Tag: Availability Zones

ArchitectureInfrastructure

Azure Availability Zones

One of the largest gaps that Azure has had when compared to the competition has been the lack of high-availability options.  The most glaring has been the lack of Availability Zones, which have been available in all the main providers such as AWS, Google and even Oracle.

Basically, Availability Zones allow cloud admins to deploy cloud resources to separate datacenters within a region.  This ensures that applications will remain online even if one of the provider’s datacenters go down.

Microsoft has announced a public preview of their Availability Zones to help protect you from datacenter-level failures. These Availability Zones are located inside an Azure region, and each one has its own independent power source, network, and cooling. These zones are separate datacenters which are located “10’s of miles”, from each other.  Microsoft has super-fast network connections between the zones, and have stated that they maintain very strict rules on the network latency between these datacenters. Read More

Infrastructure

Azure Regions and Availability Zones

For a long time, since the beginning of Microsoft Azure, the most granular control you could have for choosing what servers / hardware to host a workload on has been the Azure Region. Each Azure Region is made up of at least 2 or 3 datacenters, but you didn’t have control over which data center was used or how replication was really controlled amongst the datacenters in a particular region. However, now Microsoft Azure has the ability to use Availability Zones to increase the resiliency and high availability of services hosted in a single Azure Region.
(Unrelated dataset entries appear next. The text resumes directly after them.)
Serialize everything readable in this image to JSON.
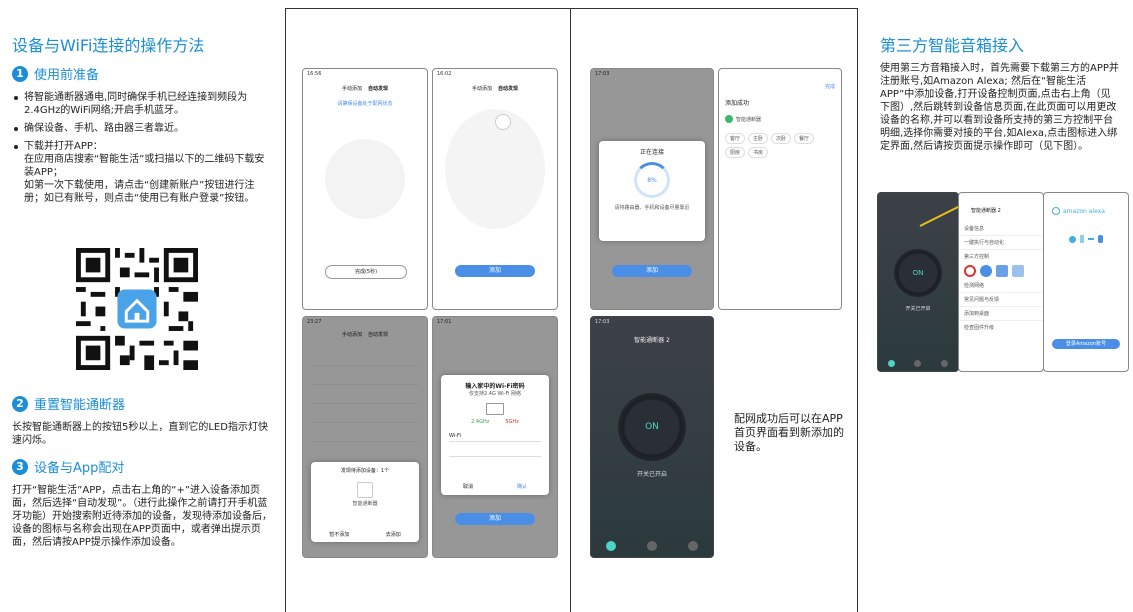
{
  "left": {
    "title": "设备与WiFi连接的操作方法",
    "step1": {
      "num": "1",
      "title": "使用前准备"
    },
    "bullets": [
      "将智能通断器通电,同时确保手机已经连接到频段为2.4GHz的WiFi网络;开启手机蓝牙。",
      "确保设备、手机、路由器三者靠近。",
      "下载并打开APP：\n在应用商店搜索“智能生活”或扫描以下的二维码下载安装APP；\n如第一次下载使用，请点击“创建新账户”按钮进行注册；如已有账号，则点击“使用已有账户登录”按钮。"
    ],
    "step2": {
      "num": "2",
      "title": "重置智能通断器"
    },
    "step2_text": "长按智能通断器上的按钮5秒以上，直到它的LED指示灯快速闪烁。",
    "step3": {
      "num": "3",
      "title": "设备与App配对"
    },
    "step3_text": "打开“智能生活”APP，点击右上角的“+”进入设备添加页面，然后选择“自动发现”。（进行此操作之前请打开手机蓝牙功能）开始搜索附近待添加的设备，发现待添加设备后，设备的图标与名称会出现在APP页面中，或者弹出提示页面，然后请按APP提示操作添加设备。"
  },
  "col2": {
    "phone1": {
      "time": "16:56",
      "tab1": "手动添加",
      "tab2": "自动发现",
      "hint": "请确保设备处于配网状态",
      "button": "完成(5秒)"
    },
    "phone2": {
      "time": "16:02",
      "tab1": "手动添加",
      "tab2": "自动发现",
      "button": "添加"
    },
    "phone3": {
      "time": "23:27",
      "tab1": "手动添加",
      "tab2": "自动发现",
      "popup_title": "发现待添加设备：1个",
      "popup_item": "智能通断器",
      "cancel": "暂不添加",
      "go": "去添加"
    },
    "phone4": {
      "time": "17:01",
      "popup_title": "输入家中的Wi-Fi密码",
      "popup_sub": "仅支持2.4G Wi-Fi 网络",
      "ghz1": "2.4GHz",
      "ghz2": "5GHz",
      "wifi_label": "Wi-Fi",
      "cancel": "取消",
      "next": "确认",
      "button": "添加"
    }
  },
  "col3": {
    "phone5": {
      "time": "17:03",
      "modal_title": "正在连接",
      "percent": "8%",
      "modal_text": "请将路由器、手机和设备尽量靠近",
      "button": "添加"
    },
    "phone6": {
      "title": "添加成功",
      "device": "智能通断器",
      "done": "完成",
      "rooms": [
        "客厅",
        "主卧",
        "次卧",
        "餐厅",
        "厨房",
        "书房"
      ]
    },
    "phone7": {
      "time": "17:03",
      "title": "智能通断器 2",
      "on": "ON",
      "status": "开关已开启"
    },
    "caption": "配网成功后可以在APP首页界面看到新添加的设备。"
  },
  "col4": {
    "title": "第三方智能音箱接入",
    "text": "使用第三方音箱接入时，首先需要下载第三方的APP并注册账号,如Amazon Alexa; 然后在“智能生活APP”中添加设备,打开设备控制页面,点击右上角（见下图）,然后跳转到设备信息页面,在此页面可以用更改设备的名称,并可以看到设备所支持的第三方控制平台明细,选择你需要对接的平台,如Alexa,点击图标进入绑定界面,然后请按页面提示操作即可（见下图）。",
    "phoneA": {
      "on": "ON",
      "status": "开关已开启"
    },
    "phoneB": {
      "title": "智能通断器 2",
      "rows": [
        "设备信息",
        "一键执行与自动化",
        "第三方控制",
        "检测网络",
        "常见问题与反馈",
        "添加到桌面",
        "检查固件升级"
      ]
    },
    "phoneC": {
      "brand": "amazon alexa",
      "button": "登录Amazon账号"
    }
  }
}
These Availability Zones now offer a more granular control over hosting workloads in Azure beyond just choosing the less granular Azure Region to host in. Read More